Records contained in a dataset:
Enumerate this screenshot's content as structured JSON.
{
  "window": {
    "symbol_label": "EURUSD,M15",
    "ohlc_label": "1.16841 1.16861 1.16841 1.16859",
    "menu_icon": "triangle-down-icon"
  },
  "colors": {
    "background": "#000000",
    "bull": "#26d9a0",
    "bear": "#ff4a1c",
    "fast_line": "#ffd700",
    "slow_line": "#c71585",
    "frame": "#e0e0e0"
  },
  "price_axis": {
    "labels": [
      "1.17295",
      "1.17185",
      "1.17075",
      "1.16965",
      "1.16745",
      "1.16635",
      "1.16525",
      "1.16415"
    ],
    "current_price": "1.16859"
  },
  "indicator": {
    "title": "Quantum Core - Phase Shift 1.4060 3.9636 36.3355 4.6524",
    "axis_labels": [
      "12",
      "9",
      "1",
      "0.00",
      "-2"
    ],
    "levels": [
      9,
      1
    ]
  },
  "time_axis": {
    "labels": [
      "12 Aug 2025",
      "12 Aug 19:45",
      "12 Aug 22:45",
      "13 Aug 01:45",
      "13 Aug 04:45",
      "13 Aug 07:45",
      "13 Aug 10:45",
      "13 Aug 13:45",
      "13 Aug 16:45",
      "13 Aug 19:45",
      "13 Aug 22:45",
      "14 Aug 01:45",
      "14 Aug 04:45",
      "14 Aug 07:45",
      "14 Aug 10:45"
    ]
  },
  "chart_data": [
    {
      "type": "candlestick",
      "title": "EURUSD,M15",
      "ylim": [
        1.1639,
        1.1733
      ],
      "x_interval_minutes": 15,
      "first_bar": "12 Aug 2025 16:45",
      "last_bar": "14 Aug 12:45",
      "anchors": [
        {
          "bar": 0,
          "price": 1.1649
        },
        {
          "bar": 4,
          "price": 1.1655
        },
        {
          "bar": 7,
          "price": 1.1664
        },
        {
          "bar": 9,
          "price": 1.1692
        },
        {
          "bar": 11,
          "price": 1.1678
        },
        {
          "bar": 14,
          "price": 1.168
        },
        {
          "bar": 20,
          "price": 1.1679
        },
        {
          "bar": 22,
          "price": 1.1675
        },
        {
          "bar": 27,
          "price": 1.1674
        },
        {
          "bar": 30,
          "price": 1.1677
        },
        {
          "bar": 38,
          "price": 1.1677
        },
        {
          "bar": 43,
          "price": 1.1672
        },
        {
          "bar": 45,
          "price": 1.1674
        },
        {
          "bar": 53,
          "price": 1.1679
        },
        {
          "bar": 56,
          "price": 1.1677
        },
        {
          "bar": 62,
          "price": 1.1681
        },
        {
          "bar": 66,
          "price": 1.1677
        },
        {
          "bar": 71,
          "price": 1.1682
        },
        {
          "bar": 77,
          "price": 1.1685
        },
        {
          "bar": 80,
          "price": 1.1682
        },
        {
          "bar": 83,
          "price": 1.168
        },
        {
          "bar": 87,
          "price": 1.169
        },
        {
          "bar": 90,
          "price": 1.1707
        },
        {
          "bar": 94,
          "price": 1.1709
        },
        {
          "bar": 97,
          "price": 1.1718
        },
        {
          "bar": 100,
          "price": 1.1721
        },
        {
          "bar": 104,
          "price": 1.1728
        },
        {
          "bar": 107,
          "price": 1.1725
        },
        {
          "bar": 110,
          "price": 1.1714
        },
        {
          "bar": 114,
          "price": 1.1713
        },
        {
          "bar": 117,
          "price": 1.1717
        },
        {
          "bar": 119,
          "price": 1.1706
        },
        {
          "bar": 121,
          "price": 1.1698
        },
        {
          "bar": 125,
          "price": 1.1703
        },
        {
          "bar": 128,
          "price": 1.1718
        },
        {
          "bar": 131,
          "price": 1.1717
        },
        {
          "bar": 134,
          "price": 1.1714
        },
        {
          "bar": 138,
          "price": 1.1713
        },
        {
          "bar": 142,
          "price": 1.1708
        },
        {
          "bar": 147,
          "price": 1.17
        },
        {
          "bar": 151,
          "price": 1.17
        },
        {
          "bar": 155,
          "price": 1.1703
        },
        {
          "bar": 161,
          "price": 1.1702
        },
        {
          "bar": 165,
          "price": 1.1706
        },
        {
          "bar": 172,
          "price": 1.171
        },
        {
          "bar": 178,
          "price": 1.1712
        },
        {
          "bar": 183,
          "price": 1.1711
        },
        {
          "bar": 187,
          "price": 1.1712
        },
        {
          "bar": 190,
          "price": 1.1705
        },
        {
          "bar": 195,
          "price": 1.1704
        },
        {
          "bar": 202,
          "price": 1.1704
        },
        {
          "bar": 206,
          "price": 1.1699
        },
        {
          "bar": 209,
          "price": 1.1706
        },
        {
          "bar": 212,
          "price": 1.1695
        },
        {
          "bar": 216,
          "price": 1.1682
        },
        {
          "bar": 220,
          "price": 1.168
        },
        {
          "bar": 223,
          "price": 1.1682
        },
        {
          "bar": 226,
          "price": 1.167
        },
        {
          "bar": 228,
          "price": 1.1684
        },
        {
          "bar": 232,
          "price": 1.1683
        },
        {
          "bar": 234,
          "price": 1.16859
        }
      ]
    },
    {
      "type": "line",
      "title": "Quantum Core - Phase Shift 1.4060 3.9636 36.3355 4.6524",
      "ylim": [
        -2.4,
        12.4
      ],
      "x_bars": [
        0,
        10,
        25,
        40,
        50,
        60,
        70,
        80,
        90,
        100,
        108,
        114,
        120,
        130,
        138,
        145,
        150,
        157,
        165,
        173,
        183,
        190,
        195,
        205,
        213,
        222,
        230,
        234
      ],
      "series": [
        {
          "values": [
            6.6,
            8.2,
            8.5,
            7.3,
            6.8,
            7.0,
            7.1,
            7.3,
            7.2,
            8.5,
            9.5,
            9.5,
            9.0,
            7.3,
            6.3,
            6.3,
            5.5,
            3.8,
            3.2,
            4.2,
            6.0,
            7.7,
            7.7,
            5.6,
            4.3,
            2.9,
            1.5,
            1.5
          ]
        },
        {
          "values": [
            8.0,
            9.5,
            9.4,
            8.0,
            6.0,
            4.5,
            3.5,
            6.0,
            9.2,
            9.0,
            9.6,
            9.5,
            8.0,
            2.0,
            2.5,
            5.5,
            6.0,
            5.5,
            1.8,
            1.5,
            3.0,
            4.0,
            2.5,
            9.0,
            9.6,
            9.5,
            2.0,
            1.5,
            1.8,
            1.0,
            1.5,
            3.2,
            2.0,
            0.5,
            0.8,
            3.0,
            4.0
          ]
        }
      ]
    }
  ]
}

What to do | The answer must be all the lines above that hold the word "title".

Task solution |
    "title": "Quantum Core - Phase Shift 1.4060 3.9636 36.3355 4.6524",
      "title": "EURUSD,M15",
      "title": "Quantum Core - Phase Shift 1.4060 3.9636 36.3355 4.6524",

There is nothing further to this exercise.